Since then, two cases in particular have put employees on edge about potential consequences they might face if they voice concerns about policies or practices they perceive as racially biased, unfair, or not in students’ best interests.
In May, Aketa Narang Kapur, a former administrator who briefly oversaw English learner programs, said she was threatened with termination for repeatedly raising questions about BPS’s practice of steering students who lacked English fluency into regular classrooms and reporting her concerns to the US Department of Justice. Kapur resigned, she said, as BPS was building a case that she violated conflict-of-interest policies by improperly obtaining two laptops for her staff from a former business partner.
BPS has denied retaliating against her.
And in December a Suffolk Superior Court jury determined that BPS fired a gym teacher who is Black in retaliation for filing racial discrimination complaints and awarded him $1.7 million. Although the teacher wasn’t an administrator, the verdict reaffirmed fears among a number of educators that BPS might retaliate against them if they raise concerns about discrimination and unfair practices. BPS is appealing the court decision.

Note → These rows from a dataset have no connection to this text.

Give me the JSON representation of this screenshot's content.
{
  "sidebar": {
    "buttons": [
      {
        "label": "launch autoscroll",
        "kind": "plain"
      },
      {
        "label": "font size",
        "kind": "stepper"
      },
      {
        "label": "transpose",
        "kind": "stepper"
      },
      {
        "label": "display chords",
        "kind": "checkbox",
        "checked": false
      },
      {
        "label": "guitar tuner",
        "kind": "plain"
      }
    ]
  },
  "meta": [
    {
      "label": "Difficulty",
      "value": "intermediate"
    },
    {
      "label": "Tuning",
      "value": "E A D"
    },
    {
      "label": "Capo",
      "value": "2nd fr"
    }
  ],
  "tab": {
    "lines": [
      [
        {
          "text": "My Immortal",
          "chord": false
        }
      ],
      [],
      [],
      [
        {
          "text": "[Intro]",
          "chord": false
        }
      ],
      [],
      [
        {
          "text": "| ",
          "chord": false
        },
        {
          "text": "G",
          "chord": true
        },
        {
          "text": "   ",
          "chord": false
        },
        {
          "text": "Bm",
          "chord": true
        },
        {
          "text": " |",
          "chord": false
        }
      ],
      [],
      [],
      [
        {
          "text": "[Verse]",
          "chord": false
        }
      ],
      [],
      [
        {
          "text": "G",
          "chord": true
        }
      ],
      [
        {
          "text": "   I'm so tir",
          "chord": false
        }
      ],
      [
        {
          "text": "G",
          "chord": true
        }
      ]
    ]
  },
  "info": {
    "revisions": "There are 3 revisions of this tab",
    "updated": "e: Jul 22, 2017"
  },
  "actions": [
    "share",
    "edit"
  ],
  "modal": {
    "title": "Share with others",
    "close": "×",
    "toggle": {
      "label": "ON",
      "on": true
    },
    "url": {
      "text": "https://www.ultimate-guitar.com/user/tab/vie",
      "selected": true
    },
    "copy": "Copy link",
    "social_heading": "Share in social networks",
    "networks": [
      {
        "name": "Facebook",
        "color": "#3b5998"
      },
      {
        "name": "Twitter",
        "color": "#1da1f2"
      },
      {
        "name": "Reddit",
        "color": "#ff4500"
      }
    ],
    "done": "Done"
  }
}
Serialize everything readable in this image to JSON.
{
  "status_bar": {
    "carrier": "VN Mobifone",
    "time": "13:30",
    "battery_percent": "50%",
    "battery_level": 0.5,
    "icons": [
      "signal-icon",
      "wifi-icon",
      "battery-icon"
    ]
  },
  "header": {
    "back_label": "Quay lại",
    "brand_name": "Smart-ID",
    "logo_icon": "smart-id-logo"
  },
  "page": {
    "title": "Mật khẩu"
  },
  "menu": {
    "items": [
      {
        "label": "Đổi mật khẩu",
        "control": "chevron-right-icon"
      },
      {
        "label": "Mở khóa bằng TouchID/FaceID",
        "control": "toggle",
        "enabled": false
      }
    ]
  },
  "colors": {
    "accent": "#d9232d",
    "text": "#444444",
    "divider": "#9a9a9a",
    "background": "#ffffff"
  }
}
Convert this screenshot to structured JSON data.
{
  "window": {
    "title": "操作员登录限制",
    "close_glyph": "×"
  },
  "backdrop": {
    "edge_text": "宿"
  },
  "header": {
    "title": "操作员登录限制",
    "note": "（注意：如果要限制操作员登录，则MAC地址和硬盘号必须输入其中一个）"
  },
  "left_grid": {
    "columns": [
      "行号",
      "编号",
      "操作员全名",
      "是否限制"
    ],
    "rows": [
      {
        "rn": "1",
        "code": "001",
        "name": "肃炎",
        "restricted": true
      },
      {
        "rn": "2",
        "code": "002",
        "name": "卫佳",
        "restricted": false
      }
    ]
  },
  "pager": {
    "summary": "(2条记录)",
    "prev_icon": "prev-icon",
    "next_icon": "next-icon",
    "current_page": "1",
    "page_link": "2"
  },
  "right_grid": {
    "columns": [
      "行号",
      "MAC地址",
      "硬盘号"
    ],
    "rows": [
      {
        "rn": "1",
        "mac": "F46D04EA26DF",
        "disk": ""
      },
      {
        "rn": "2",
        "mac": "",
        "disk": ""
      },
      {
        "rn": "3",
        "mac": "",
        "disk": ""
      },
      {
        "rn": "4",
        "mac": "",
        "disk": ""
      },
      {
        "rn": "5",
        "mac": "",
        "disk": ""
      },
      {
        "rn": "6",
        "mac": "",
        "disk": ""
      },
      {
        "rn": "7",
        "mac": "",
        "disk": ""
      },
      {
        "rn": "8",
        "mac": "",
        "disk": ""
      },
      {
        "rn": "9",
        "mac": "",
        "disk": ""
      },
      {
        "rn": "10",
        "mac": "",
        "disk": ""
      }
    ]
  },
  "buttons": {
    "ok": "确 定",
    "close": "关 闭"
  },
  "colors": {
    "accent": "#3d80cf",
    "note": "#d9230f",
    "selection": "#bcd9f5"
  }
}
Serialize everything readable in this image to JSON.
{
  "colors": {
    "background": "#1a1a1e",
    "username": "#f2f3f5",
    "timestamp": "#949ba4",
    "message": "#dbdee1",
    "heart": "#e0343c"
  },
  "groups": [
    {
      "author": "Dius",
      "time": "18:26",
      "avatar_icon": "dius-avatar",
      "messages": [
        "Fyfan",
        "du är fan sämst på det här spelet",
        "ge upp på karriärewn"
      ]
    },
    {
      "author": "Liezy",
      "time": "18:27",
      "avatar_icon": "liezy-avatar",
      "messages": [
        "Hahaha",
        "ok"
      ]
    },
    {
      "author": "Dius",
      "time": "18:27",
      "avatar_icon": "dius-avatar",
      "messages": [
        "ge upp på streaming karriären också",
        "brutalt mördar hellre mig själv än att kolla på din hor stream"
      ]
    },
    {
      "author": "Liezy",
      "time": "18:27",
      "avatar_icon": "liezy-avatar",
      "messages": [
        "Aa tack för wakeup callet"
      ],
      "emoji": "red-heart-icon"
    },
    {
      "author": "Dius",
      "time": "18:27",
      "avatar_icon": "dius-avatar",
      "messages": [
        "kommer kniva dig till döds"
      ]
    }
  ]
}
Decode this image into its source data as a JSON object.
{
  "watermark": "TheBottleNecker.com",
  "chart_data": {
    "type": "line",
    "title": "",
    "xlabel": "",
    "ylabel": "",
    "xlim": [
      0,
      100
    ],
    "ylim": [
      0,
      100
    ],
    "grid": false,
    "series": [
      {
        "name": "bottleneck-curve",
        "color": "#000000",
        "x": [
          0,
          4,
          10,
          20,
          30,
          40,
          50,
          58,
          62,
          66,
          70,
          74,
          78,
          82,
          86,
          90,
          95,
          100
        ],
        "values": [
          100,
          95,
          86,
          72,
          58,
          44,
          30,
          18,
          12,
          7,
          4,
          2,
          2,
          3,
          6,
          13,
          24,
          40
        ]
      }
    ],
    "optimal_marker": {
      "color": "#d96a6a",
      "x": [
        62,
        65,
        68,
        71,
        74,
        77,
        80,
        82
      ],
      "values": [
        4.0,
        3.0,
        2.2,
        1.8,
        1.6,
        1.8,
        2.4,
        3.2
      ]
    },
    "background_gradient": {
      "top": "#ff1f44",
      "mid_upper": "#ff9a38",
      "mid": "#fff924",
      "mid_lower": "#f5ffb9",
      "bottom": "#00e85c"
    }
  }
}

“Districtwide administrators are well aware of the manner in which Black managers are often treated,” said Edith Bazile, a retired BPS administrator who signed the letter, in an interview. “There is a culture in BPS and it’s historical and it has gotten more toxic recently, with the overt targeting of Black leaders in the district.”
Natashia Tidwell of the law firm Saul Ewing Arnstein & Lehr is heading up the investigation.
Skipper is also keeping communication open with the retired administrators. She recently met with Albert Holland, a retired administrator whose signature appears first on the letter, “in the spirit of strengthening our practices to address any known issues.” She characterized the meeting as productive in her statement.
Holland, a former principal and a former special assistant to the superintendent who worked with Boston Latin School in 2016 on racial climate issues, said in an interview that he felt encouraged by the conversation he had with Skipper and was hopeful that she will create a work environment that is fair and where people feel respected.
“I want people who dedicated their lives to children to be able to finish out their careers and do what they love, and feel supported in their work to make the school district better,” he said.
The retired administrators asked Skipper to undertake the investigation and to tighten up oversight of the investigatory meetings.
“There should be a review board established that has some type of oversight that safeguards against the misuse and abuse of personnel practices that result in disparate targeting of staff of color, disproportionately Black and Brown,” the letter stated.
Barbara Fields, a retired BPS administrator who signed the letter and used to oversee the district’s racial equity efforts, characterized the current environment in the central offices as “racially hostile.”
“There’s no way we can move the district forward academically, socially, and emotionally for our young people if we have staff feeling this way,” she said in an interview.
The Great Divide team explores educational inequality in Boston and statewide. Sign up to receive our newsletter, and send ideas and tips to firstname.lastname@example.org.
James Vaznis can be reached at email@example.com. Follow him on Twitter @globevaznis.